    I'm not saying physical models can't be random or look random at the limits of our technology. I'm saying there are limits to our ability to compute (reversibility) true randomness or even Chaos at some scale. Rule 30 is described as chaotic so small changes in the initial conditions can create events that look random due to our inability to perfectly predict outcomes.
     
  18. djsfantasi

    AAC Fanatic!

    Apr 11, 2010
    2,805
    833
    I did not mean to imply that you believed models could not be random or look random. I was just presenting cellular automata theory (CAT) as an example of a model that produced randomness. As you mentioned and I agree, there are limits to our ability to compute true randomness or even understand random events. Supposedly, a good source of randomness is atmospheric noise. See http://random.org/
     
  19. nsaspook

    AAC Fanatic!

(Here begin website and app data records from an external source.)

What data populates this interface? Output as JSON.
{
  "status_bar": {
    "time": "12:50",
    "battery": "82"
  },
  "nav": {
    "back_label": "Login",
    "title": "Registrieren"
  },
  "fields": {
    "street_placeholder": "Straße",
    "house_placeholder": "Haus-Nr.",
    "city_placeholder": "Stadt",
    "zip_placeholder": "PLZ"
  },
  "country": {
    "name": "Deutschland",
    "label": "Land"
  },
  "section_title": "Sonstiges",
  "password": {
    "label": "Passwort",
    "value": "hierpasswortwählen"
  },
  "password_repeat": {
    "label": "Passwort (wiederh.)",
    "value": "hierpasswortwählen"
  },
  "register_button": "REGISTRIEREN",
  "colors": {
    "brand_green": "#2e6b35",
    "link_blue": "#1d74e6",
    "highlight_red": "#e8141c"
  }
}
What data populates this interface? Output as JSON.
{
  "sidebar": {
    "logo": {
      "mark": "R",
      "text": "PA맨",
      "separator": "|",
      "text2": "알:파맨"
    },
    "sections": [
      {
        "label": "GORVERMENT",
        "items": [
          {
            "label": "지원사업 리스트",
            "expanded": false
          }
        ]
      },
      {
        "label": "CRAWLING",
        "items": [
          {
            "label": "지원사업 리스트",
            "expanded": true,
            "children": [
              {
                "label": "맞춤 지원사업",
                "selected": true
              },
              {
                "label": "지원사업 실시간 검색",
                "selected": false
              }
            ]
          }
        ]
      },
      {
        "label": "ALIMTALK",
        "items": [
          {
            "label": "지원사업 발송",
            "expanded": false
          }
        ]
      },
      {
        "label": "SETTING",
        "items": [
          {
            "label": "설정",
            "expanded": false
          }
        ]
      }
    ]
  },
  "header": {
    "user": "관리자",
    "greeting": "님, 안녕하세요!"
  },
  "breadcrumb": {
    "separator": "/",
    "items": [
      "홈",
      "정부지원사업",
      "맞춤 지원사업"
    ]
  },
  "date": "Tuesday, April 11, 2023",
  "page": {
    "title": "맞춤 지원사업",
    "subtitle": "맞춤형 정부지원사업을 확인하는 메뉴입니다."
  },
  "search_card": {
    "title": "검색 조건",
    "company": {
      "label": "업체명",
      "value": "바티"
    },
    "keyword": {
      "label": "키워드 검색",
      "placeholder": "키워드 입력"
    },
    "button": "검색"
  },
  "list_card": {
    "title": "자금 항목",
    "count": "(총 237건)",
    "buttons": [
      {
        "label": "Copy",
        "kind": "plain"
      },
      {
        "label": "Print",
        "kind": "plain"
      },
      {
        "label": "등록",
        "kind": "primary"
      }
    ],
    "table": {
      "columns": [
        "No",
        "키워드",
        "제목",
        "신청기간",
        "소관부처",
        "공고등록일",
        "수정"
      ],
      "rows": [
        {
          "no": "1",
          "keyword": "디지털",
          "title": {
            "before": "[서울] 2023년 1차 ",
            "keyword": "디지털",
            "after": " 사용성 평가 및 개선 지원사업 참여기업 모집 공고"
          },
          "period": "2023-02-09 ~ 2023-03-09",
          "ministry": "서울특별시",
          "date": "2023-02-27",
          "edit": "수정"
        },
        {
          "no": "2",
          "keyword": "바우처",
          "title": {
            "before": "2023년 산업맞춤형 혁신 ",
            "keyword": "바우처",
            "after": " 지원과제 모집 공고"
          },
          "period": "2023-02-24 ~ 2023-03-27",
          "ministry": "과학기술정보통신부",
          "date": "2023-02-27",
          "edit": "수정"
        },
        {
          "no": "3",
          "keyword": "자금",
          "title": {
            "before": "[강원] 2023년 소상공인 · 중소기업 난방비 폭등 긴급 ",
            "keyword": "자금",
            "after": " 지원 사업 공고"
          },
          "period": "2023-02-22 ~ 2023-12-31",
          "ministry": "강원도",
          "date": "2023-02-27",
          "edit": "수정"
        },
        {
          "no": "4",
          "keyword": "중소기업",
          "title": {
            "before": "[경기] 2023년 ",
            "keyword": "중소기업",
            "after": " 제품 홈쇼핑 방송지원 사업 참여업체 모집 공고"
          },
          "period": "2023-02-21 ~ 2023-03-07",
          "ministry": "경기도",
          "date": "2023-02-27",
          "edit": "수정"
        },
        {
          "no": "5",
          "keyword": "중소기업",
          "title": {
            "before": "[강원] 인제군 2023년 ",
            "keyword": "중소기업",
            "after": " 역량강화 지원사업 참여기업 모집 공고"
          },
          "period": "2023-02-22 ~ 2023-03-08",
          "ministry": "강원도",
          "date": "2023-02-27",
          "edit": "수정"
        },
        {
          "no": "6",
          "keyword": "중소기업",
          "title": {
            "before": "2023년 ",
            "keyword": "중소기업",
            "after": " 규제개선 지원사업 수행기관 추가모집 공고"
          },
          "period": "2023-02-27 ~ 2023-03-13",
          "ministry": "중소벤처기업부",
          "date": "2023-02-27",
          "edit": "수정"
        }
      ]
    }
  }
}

    Aug 27, 2009
    2,908
    2,168
    Sure, cellular automata theory is one method of many to generate a 'Pseudorandom' number in a computer. Some are cryptographically secure and can be used to secure radio and communications in general. The streams generated from cellular automata methods like rule 30 (as a PRNG function) are not as there is a correlation and fault attack to reverse the Stream Cipher and recover the secret initial conditions.
    http://mathworld.wolfram.com/RandomNumber.html
     
    Last edited: Jan 1, 2016
Loading...